Interface dataset entries

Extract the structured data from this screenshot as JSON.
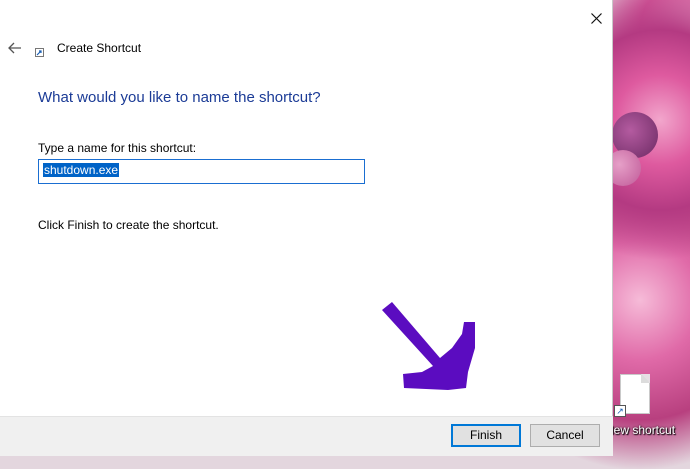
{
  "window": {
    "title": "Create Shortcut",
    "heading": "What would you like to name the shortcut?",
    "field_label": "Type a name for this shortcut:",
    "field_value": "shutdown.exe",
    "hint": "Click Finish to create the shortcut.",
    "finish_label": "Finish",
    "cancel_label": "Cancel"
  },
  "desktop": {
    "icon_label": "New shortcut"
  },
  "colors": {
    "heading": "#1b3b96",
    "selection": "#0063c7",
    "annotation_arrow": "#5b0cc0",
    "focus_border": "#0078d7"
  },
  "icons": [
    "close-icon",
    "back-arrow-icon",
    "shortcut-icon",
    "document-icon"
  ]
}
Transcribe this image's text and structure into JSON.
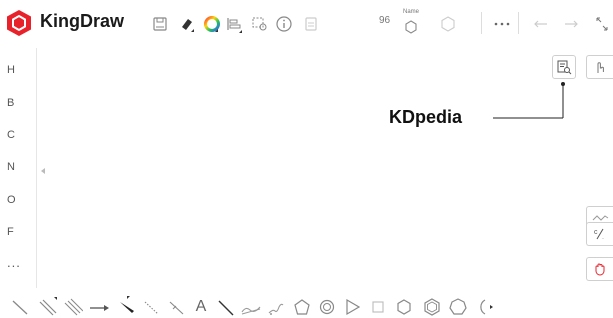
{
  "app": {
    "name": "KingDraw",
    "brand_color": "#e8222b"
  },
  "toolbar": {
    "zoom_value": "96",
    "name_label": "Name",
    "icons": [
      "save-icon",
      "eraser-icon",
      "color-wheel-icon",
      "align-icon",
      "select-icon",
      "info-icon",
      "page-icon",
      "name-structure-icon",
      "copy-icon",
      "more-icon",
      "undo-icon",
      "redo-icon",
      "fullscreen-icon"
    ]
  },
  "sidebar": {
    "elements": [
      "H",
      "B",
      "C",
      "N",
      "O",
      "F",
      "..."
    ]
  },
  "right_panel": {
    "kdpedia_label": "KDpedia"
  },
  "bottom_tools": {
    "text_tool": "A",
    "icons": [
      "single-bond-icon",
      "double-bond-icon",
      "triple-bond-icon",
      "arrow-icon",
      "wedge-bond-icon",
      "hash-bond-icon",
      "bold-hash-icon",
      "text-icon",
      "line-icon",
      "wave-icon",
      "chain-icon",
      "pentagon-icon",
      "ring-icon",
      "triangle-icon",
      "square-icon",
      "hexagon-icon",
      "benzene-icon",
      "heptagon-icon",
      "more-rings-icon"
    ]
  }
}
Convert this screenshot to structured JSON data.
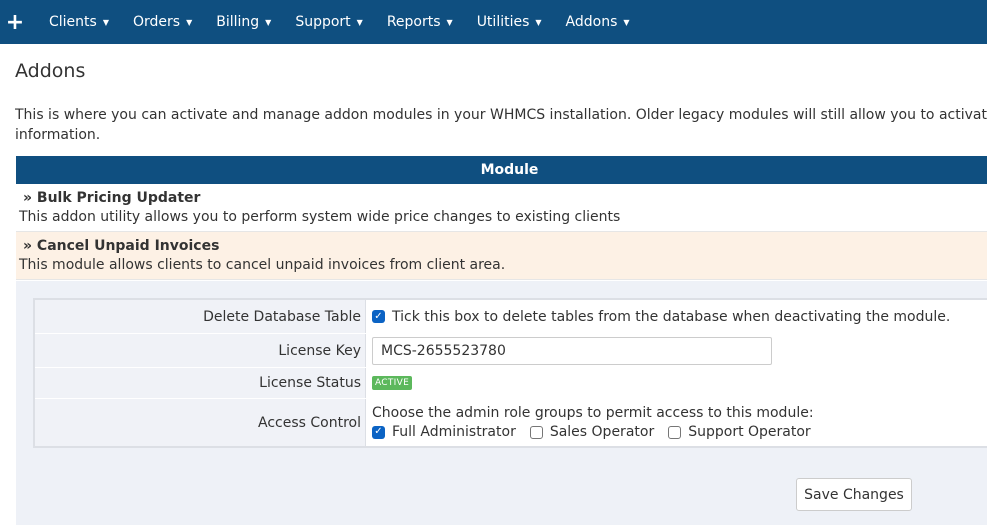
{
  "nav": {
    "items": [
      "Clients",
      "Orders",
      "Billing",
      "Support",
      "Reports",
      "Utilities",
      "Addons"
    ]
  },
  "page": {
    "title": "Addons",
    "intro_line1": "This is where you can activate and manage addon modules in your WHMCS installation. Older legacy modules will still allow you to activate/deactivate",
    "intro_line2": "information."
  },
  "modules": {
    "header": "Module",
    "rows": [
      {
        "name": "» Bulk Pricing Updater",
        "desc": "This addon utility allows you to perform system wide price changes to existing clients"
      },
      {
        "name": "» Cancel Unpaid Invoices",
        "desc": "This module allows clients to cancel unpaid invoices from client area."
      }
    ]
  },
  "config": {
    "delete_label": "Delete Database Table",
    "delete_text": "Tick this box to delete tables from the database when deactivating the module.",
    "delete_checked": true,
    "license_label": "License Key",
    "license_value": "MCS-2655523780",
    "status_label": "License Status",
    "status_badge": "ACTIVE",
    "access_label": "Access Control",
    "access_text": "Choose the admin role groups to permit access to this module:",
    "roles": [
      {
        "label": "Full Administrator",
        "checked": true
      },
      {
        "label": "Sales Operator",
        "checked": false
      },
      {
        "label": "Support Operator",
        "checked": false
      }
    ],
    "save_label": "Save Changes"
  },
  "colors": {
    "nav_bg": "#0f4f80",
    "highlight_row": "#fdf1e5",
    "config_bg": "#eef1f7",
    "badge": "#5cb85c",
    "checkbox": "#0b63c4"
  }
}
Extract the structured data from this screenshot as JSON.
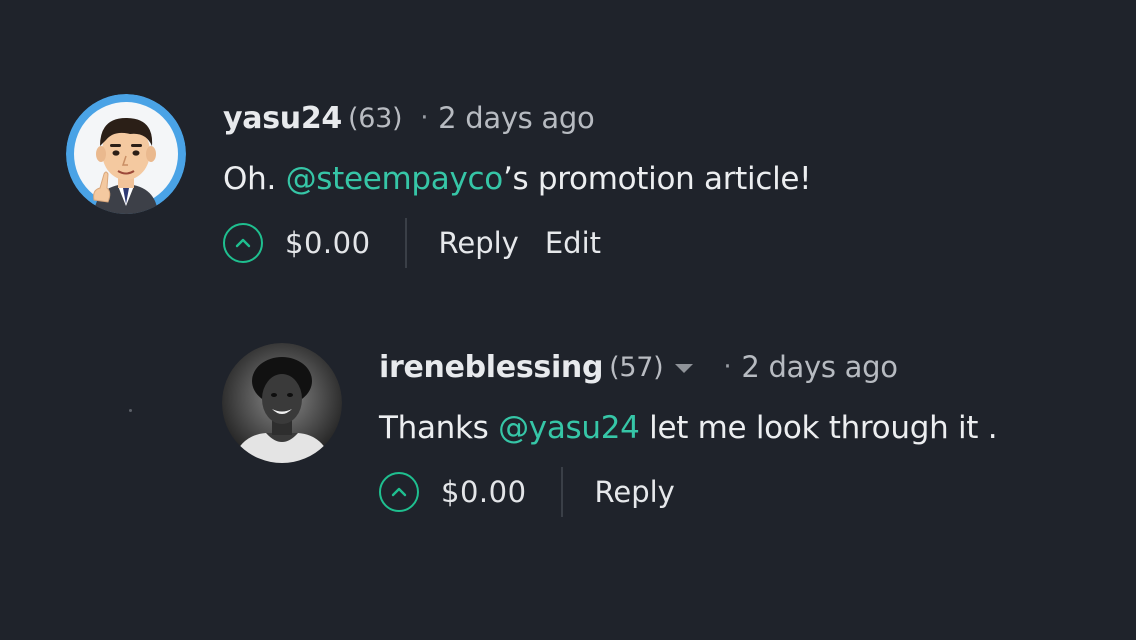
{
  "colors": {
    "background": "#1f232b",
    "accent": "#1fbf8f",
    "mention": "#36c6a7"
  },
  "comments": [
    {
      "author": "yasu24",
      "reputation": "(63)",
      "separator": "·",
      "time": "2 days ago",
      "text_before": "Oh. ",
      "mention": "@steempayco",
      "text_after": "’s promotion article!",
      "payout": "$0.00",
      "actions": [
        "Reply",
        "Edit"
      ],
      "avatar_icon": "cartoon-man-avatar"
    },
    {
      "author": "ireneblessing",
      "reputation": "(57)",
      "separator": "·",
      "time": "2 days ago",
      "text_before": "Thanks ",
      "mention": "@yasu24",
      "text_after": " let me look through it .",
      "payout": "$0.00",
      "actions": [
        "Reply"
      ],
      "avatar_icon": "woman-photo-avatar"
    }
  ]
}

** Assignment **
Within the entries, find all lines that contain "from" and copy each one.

** Response to the exercise **
Extract the structured data from this screenshot as JSON.
        "desc": "This module allows clients to cancel unpaid invoices from client area."
    "delete_text": "Tick this box to delete tables from the database when deactivating the module.",
Extract the structured data from this screenshot as JSON.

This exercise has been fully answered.